The day before the start of The Artemis Transat, Michel Desjoyeaux observes that weather conditions are unusual across the North Atlantic, which will make this thirteenth edition of the race all the more exciting, with twelve 60 foot monohulls in race :
“The Artemis Transat is a more difficult event than the Route du Rhum: I haven’t raced the Rhum in a monohull but I'm well aware of what it represents, as I've done it twice in a trimaran, and The Transat is a race I've sailed on both a monohull and a multihull… It’s an important race in terms of the outcome on a sporting level, the severity and the difficulty. It contains all the ingredients of a concentrated round the world: we go directly from the Bay of Biscay (English Channel) to the Indian Ocean (Newfoundland)! The water around the Labrador current is between just 2° and 5°C… These are the same conditions as in the Southern Ocean! The transition is more brutal too than on an Atlantic descent.

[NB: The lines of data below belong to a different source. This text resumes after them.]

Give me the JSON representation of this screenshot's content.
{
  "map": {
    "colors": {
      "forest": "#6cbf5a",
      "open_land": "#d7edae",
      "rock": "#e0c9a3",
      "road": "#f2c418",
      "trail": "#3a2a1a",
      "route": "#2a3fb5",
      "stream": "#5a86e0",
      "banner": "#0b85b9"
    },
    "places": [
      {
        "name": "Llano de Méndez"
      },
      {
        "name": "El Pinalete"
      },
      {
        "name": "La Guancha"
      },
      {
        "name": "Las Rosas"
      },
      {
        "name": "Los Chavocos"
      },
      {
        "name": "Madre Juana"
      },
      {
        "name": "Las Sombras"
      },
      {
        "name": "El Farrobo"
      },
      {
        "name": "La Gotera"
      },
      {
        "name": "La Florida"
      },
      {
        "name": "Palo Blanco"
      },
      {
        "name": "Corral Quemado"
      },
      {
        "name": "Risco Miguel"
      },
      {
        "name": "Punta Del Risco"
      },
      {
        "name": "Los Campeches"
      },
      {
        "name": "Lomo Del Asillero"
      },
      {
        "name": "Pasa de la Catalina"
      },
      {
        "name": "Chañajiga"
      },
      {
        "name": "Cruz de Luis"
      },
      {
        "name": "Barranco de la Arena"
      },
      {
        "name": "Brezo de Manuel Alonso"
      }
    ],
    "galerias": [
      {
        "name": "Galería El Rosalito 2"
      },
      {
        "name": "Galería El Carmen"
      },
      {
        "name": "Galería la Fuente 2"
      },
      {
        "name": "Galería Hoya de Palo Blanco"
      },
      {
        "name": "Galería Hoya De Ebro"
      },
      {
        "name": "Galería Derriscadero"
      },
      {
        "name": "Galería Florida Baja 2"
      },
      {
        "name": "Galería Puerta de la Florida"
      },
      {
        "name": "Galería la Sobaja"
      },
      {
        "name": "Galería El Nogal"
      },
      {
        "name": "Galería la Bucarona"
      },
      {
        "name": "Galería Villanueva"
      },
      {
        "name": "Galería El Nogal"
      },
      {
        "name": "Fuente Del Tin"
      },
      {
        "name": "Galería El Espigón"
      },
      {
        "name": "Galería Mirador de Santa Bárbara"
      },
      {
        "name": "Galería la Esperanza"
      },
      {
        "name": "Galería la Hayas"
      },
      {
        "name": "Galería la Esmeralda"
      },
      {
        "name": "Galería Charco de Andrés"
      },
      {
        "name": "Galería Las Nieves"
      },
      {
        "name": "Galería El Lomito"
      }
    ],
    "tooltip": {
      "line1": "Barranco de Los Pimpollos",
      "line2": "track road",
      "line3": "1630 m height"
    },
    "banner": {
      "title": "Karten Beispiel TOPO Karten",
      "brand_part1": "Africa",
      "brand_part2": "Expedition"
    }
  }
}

The forecast seems to be indicating light conditions: gentle winds to exit the English Channel, wind on the beam after Ireland and downwind conditions as they pass to the north of a low, which will be situated in the middle of the Atlantic next Wednesday… As a result it will be a rather calm start to the race: I’m not upset about that as it will enable us to break into the rhythm gently.”
For more information, visit http://www.theartemistransat.com/.